Multiparticulate dosage forms are receiving a great deal of attention as alternative system for oral drug delivery. The present review outlines the recent findings on the manufacturing and evaluation of spherical pellets published over the past decade. The techniques namely extrusion-spheronization, hot melt extrusion, freeze pelletization, cryopelletization have been discussed along with parameters affecting pelletization. Evaluation of quality of the pellets is discussed with reference to the size distribution, shape, surface morphology, specific surface area, friability, tensile strength, density, porosity, disintegration time and in vitro dissolution studies of pellets. The use of multiparticulate dosage forms as a promising system for the oral delivery of many therapeutic agents has also been examined in the current review.
Development and Evaluation of Elementary Osmotic Pump of Highly Water Soluble Drug: Tramadol Hydrochloride by Pramod Kumar, Sanjay Singh, Brahmeshwar Mishra (130-139).
In the present study Elementary osmotic pump (EOP) of highly water soluble drug tramadol hydrochloride (TRH) was developed and evaluated. Target release profile was selected and different variables were optimized to achieve the same. Formulation variables like levels of swellable polymer (10-21.87 and#x25;) and plasticizer (0-20and#x25; w/w of polymer), and coat thickness of semipermeable membrane (SPM) were found to affect the drug release from the developed formulations. TRH release was directly proportional to the level of plasticizer and osmotic pressure generated by osmotic agent but inversely proportional to the level of swellable polymer within the core and coat thickness of SPM. Drug release from developed formulations was independent of pH and agitation intensities of release media. Burst strength of the exhausted shells increased with increase in coat thickness but decreased with increase in level of plasticizer. The in-vitro results of the developed formulations were compared with performance of standard marketed formulation of TRH. The developed formulation provided more prolonged and controlled TRH release as compared to marketed formulation. The manufacturing procedure was found to be stable during six months of accelerated stability study.

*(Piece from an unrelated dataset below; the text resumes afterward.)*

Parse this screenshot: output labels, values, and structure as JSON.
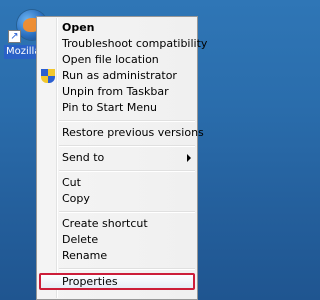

Development and Characterization of Mucoadhesive Buccal Patches of Salbutamol Sulphate by Rajesh Patel, S. Poddar (140-144).

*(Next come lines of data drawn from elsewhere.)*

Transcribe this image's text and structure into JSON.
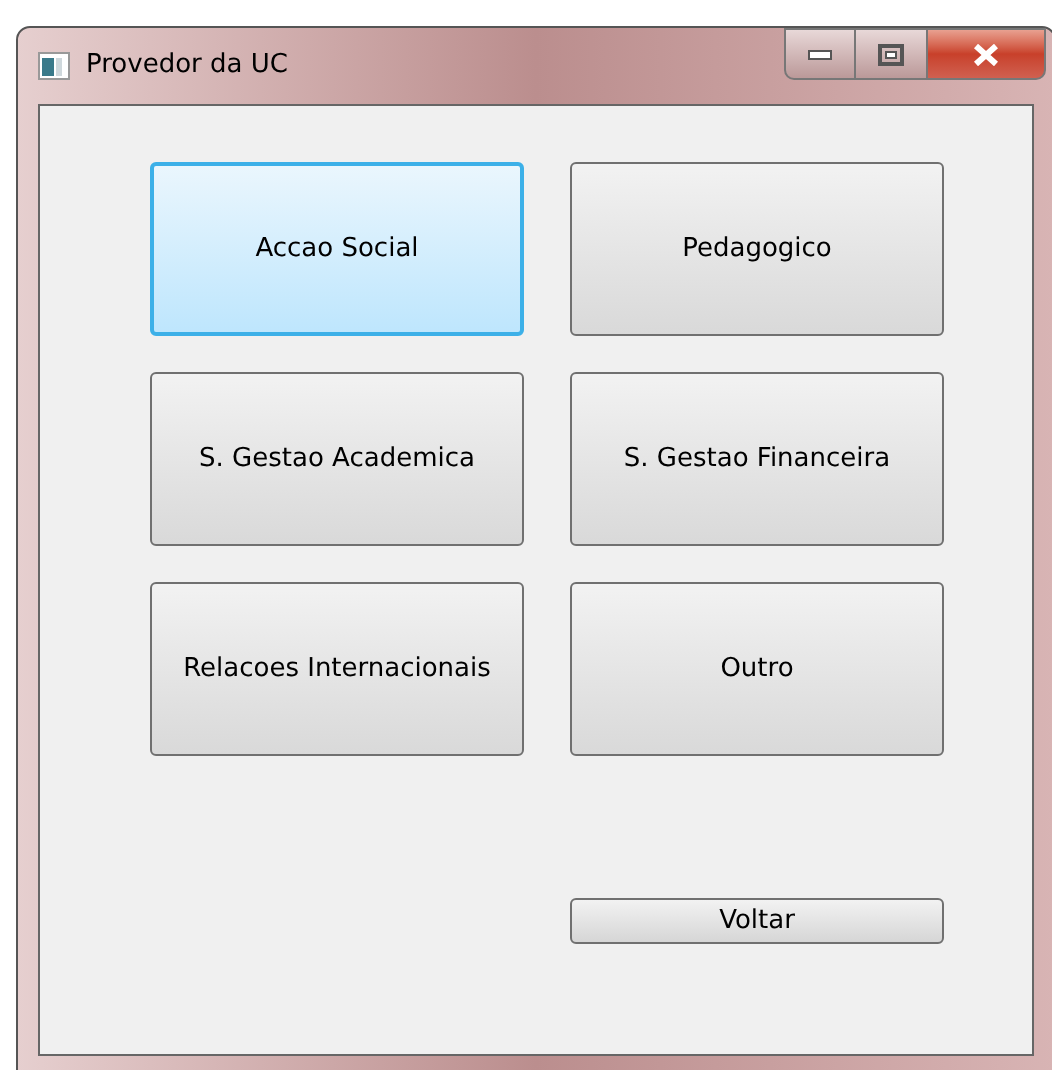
{
  "window": {
    "title": "Provedor da UC"
  },
  "buttons": [
    {
      "label": "Accao Social",
      "selected": true
    },
    {
      "label": "Pedagogico",
      "selected": false
    },
    {
      "label": "S. Gestao Academica",
      "selected": false
    },
    {
      "label": "S. Gestao Financeira",
      "selected": false
    },
    {
      "label": "Relacoes Internacionais",
      "selected": false
    },
    {
      "label": "Outro",
      "selected": false
    }
  ],
  "back_button": {
    "label": "Voltar"
  }
}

Mucoadhesive patch releasing the drug in the oral cavity at predetermined rate may present distinct advantages over traditional dosage forms such as tablets, gels and solutions. The present study was concerned with the preparation and evaluation of mucoadhesive buccal patches for the controlled systemic delivery of Salbutamol sulphate to avoid first pass hepatic metabolism. The developed patches were evaluated for the physicochemical, mechanical and drug release characteristics. The patches showed desired mechanical and physicochemical properties to withstand environment of oral cavity. The in-vitro release study showed that patches could deliver drug to the oral mucosa for a period of 7 h. the patches exhibited adequate stability when tested under accelerated conditions.